Frequent travel is damaging to health and wellbeing
A new study has described how the glamorisation of frequent, long-haul travel ignores the physiological, psychological, and societal costs of our ‘hypermobile’ lifestyles.
Researchers from the University of Surrey and Lund University (Sweden) investigated how frequent, long-distance travel is represented in mass and social media. They found that the images portrayed do not take into account the damaging side-effects of frequent travel such as jet-lag, deep vein thrombosis, radiation exposure, stress, loneliness and distance from community and family networks.
Instead, the study found that those with ‘hypermobile’ lifestyles were often seen as having a higher social status. First-class flights, ‘must-see’ destinations and frequent-flyer programmes glamorise hypermobility as exciting, appealing and exclusive, but the study shows how the ‘dark side’ of travel is ignored.
Dr Scott Cohen, in the School of Hospitality and Tourism Management, said: “A man in a sharp suit, reclining in a leather chair, laptop open in front of him, a smiley stewardess serving a scotch and soda. This is often the image of travel, particularly business travel, portrayed in TV ads and glossy magazines.

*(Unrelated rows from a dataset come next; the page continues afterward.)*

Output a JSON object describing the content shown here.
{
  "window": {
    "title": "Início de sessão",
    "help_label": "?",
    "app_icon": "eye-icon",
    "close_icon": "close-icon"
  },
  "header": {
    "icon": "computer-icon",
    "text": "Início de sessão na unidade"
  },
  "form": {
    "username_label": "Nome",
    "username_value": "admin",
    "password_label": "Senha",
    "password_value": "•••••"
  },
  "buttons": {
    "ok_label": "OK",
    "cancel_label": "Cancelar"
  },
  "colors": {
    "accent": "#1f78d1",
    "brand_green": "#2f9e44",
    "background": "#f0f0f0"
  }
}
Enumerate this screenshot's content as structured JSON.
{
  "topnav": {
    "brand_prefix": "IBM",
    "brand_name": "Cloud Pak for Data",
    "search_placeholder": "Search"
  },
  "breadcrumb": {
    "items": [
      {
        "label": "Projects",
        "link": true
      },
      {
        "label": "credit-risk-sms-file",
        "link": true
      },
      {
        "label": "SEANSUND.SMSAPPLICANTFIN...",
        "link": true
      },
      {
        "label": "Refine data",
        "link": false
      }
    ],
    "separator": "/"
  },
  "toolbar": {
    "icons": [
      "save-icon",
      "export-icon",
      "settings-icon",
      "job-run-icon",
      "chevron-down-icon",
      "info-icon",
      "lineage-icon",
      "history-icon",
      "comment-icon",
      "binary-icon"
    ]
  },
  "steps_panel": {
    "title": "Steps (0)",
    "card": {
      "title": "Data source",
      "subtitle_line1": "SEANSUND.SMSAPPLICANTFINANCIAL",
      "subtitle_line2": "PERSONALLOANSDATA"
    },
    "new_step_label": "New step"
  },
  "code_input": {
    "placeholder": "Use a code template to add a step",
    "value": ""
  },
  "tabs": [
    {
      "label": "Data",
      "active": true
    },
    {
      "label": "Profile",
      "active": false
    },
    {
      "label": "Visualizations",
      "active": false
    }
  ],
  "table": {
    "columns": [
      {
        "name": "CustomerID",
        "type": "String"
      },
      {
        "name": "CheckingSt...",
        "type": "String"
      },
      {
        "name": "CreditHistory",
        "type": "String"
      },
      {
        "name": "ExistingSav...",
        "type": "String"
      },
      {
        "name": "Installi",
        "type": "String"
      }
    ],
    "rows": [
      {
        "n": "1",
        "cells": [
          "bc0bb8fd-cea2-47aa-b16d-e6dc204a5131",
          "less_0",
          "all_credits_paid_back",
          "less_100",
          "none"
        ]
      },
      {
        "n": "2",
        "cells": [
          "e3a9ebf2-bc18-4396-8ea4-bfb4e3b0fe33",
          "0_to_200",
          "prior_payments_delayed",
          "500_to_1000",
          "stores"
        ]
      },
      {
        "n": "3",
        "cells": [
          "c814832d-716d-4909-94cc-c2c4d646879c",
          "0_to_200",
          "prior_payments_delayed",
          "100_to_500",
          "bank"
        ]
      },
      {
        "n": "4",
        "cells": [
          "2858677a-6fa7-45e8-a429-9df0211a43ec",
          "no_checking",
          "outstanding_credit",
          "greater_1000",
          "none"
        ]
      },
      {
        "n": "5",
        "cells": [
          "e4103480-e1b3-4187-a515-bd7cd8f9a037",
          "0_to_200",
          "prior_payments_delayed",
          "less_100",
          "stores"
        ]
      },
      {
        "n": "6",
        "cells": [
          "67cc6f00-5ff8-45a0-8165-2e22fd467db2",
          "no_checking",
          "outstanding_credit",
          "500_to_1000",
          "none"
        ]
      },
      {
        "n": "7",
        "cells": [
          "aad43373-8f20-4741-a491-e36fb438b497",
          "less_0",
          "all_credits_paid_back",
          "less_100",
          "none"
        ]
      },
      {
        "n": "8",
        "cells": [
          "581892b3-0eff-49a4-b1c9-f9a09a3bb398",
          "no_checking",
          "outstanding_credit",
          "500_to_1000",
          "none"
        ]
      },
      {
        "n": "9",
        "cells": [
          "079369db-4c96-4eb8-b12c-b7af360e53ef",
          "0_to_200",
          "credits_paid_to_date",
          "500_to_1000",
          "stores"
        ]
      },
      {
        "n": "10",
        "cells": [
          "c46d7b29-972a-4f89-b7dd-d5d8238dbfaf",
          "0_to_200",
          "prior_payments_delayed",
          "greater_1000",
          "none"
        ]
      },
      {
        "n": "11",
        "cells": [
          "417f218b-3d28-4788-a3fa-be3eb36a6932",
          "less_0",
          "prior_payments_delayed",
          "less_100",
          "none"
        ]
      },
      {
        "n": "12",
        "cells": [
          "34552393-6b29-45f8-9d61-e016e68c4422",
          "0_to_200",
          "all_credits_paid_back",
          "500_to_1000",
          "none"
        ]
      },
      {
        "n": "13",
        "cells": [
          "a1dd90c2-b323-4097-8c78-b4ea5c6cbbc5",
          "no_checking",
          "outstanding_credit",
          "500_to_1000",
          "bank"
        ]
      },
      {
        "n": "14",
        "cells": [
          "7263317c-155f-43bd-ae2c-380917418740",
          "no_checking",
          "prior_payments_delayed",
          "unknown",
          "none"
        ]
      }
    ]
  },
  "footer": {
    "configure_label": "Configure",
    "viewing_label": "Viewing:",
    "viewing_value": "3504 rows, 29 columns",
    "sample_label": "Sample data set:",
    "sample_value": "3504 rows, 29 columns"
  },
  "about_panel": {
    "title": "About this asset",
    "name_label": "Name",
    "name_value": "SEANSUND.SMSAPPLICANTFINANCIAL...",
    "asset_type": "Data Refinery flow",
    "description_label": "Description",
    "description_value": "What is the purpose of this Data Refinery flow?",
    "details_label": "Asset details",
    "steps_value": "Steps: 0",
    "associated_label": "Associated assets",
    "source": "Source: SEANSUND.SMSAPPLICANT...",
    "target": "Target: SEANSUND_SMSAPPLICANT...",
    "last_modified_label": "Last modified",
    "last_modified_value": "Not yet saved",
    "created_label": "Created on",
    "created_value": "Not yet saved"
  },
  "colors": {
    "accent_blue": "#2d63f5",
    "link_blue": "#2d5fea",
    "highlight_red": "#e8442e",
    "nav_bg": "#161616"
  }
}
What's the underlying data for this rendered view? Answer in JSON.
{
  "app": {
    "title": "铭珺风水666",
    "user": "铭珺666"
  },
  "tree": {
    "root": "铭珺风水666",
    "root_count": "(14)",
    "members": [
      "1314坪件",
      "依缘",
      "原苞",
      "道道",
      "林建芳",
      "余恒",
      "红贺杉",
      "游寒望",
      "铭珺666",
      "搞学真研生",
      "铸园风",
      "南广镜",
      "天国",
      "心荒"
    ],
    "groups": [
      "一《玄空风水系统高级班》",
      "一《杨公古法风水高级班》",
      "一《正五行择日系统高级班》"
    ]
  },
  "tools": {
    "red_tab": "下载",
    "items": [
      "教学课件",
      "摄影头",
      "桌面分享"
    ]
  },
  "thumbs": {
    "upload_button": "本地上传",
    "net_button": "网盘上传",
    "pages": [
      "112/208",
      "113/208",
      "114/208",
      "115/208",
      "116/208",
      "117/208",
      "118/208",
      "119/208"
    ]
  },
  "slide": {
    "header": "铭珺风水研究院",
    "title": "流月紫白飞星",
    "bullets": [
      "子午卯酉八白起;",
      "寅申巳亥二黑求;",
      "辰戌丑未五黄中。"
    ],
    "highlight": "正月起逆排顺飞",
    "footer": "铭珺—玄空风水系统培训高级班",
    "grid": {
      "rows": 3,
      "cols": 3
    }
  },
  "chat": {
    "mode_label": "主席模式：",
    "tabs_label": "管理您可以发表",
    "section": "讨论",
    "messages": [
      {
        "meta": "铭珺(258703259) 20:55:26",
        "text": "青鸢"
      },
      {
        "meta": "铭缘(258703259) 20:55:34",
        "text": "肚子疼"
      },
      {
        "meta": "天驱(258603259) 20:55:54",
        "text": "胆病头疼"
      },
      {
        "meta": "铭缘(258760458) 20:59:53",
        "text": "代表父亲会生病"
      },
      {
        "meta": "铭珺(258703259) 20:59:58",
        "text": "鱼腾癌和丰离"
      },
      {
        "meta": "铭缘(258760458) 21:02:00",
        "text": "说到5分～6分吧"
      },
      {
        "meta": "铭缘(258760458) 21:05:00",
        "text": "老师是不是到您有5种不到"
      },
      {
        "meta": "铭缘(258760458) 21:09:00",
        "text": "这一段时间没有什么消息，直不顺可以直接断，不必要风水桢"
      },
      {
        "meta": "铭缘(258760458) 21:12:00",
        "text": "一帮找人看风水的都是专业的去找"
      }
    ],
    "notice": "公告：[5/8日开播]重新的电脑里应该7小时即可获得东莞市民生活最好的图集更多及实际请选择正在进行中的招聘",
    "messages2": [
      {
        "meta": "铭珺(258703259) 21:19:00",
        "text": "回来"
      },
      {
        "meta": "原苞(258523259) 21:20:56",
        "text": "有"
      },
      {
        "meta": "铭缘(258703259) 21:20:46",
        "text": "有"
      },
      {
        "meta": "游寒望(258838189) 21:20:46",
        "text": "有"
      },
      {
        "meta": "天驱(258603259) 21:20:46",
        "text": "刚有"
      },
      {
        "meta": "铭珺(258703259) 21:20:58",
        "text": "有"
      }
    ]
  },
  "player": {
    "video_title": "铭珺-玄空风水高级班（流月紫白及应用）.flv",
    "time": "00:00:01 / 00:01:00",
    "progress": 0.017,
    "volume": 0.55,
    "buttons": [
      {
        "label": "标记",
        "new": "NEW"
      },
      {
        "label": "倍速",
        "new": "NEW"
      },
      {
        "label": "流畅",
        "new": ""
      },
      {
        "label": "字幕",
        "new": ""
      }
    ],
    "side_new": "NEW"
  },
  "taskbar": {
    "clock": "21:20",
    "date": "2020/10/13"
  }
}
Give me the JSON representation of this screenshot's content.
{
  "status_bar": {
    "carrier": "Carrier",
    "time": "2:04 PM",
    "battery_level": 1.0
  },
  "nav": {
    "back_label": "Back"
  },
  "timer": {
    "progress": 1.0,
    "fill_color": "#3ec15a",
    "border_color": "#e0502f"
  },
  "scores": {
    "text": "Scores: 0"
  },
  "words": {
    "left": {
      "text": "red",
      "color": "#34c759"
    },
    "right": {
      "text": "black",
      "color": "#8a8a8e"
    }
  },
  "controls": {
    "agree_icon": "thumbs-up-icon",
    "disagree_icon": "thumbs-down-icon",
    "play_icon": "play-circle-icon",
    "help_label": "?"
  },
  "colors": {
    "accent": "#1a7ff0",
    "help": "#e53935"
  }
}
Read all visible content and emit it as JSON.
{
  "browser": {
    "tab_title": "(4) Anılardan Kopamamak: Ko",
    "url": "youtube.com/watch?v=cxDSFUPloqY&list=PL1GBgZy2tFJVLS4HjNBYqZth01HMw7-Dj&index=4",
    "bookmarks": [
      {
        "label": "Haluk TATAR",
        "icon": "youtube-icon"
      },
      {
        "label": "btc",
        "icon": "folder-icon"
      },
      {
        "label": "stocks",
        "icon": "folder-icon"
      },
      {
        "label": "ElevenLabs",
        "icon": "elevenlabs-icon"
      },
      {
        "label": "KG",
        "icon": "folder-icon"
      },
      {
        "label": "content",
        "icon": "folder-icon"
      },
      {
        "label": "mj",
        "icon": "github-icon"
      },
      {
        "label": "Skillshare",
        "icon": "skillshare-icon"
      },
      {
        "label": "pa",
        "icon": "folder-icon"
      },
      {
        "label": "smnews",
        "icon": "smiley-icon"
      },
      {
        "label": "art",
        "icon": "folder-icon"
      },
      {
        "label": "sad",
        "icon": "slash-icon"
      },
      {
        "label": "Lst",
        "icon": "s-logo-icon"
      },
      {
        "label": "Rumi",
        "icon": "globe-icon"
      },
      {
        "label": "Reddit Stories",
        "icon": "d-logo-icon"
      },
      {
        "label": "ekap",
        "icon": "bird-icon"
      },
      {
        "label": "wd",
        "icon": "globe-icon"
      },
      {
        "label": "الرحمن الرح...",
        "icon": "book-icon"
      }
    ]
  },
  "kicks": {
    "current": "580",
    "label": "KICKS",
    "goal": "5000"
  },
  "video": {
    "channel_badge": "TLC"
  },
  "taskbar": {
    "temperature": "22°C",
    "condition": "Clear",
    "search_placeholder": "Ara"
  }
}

But there is a dark side to this ‘glamorised’ hypermobile lifestyle that the media, and society ignores.
“The reality is that most people who are required to engage in frequent travel suffer high levels of stress, loneliness and long-term health problems. There are also wider implications for the environment and sustainability. In this context, hypermobility seems far from glamourous.”
The researchers call for more discussion on the adverse effects of hypermobility, to realistically reflect the negative impact of frequent and long-haul travel.
Dr Cohen added: “Society needs to recognise that the jet-set lifestyle is not all it’s made out to be. By striving to travel far, wide and frequently we are damaging the environment, ourselves and potentially our closest loved ones.”